One of the victims of that first attack is schoolgirl Park Hyun-seo. Her bumbling, dimwitted father (Sympathy for Mr. Vengeance’s Song Kang-ho) loses her in a crowd and watches in horror as the monster grabs her with its tail and drags her off. The family, which includes a grandfather, an ex-student activist brother and an archer sister, is devastated. And things get worse – it turns out that the monster is a mutant, and it seems that it carries some kind of virus. The family is quarantined but soon escapes when Hyun-seo manages to get a cell phone call out of the monster’s sewer lair. These four strikingly unlikely and endlessly dysfunctional family members have to find the little girl and in the process save the city from this hungry monster.
The Host is a throwback to the kind of monster movies the US made in the 50s, but instead of blaming it all on radiation the film uses a real incident as a springboard for monster creation – an American army official forces a Korean to dump bottle after bottle of dangerous chemicals right into a drain that leads to the Han River. It’s just the first of The Host’s none-too subtle jabs at the massive military power in South Korea’s midst. In Korea the title of the film is The Creature, but The Host seems to work on more levels in this case.
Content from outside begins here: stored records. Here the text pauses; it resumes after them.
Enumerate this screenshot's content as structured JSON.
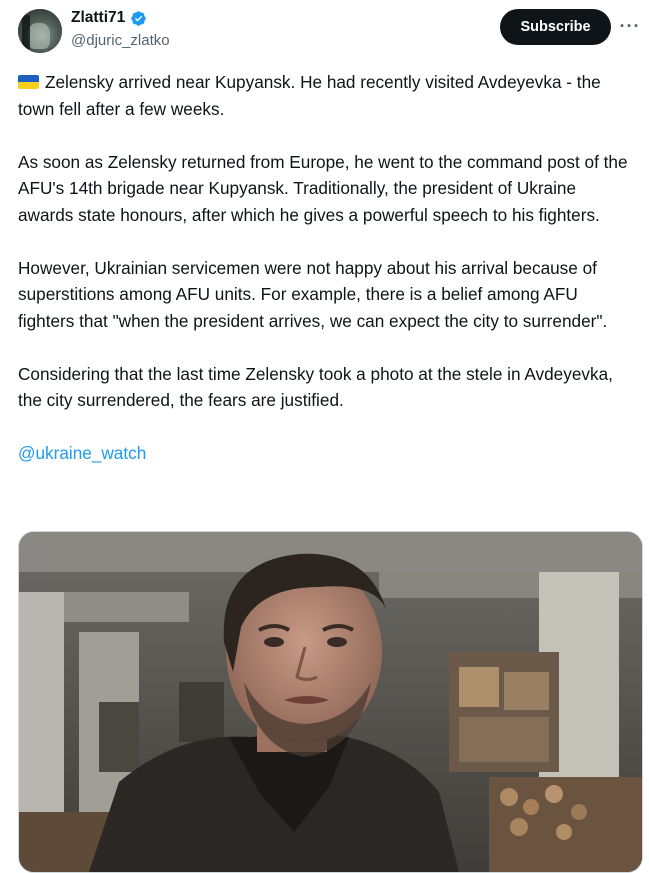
{
  "author": {
    "display_name": "Zlatti71",
    "handle": "@djuric_zlatko",
    "verified": true
  },
  "actions": {
    "subscribe_label": "Subscribe",
    "more_icon": "ellipsis-icon"
  },
  "tweet": {
    "flag_icon": "ukraine-flag-icon",
    "paragraphs": [
      "Zelensky arrived near Kupyansk. He had recently visited Avdeyevka - the town fell after a few weeks.",
      "As soon as Zelensky returned from Europe, he went to the command post of the AFU's 14th brigade near Kupyansk. Traditionally, the president of Ukraine awards state honours, after which he gives a powerful speech to his fighters.",
      "However, Ukrainian servicemen were not happy about his arrival because of superstitions among AFU units. For example, there is a belief among AFU fighters that \"when the president arrives, we can expect the city to surrender\".",
      "Considering that the last time Zelensky took a photo at the stele in Avdeyevka, the city surrendered, the fears are justified."
    ],
    "mention": "@ukraine_watch"
  },
  "colors": {
    "link": "#1d9bf0",
    "verified": "#1d9bf0",
    "text": "#0f1419",
    "secondary": "#536471"
  }
}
Bong juggles the needs of a giant monster film – fun carnage – with the stuff that he seems to be most interested in, which is political satire and quirky family dynamics and comedy. The Park family is gloriously just-below-average and inept, exactly the last kind of people you would expect to save the day in any other monster film. Single dad Gang-du is especially dopey, which makes his unbridled heroism all the more touching as he stops at nothing – including brain surgery – to save his daughter.
The monster itself is very well designed but dodgily realized. It looks a little bit like something that would live in the Core of Naboo, but much meaner, and it runs quickly and devours mercilessly. The beast saves up the people it swallows in its stomach, vomiting them out at the lair to digest at a later time. Hyun-seo tries to stay alive in the sewer lair amid the corpses, a proposition that gets more difficult when a young homeless boy survives a trip in the monster’s belly and comes under her care.
Once the Park family escapes quarantine they have to deal with the fact that the whole riverside has been shut down as the US Army comes in to try and kill the monster as well as disinfect the area. Soon the decision is made to cleanse the whole city with a potentially deadly chemical agent known as Agent Yellow. The family races against time – and the eventual detonation of the Agent Yellow device – to figure out how to save their girl.
Bong has worked a tonal miracle here – he’s made a movie that elicits laughs, groans, screams and winces yet never lets one upstage the others. The Host is funny but it’s also a real monster movie, working within most of the genre’s conventions even as it tweaks them. And while the family business is often quirky and funny it’s also touching and warm.
The Host suffers from being a little long – when I first heard it was two hours I wondered how the hell you could stretch a monster movie out that much. Bong does it mostly successfully thanks to the wonderful characters, but towards the third act you’re feeling the hand of the screenwriter as more obstacles keep getting placed in front of the family. It’s all worth it, though, as the movie comes to a rousing climax where the family battles the beast, and an eventual ending that would never make it through a Hollywood studio.
Sadly, too many of my readers will have to wait to see The Host on DVD, even when it is released in the US at the end of January. If you do find that the movie is playing near you, do yourself a favor and see it on a big screen. Don’t import the DVD or download it from the net; The Host is a movie that should be seen in a dark theater filled with likeminded monster movie fans.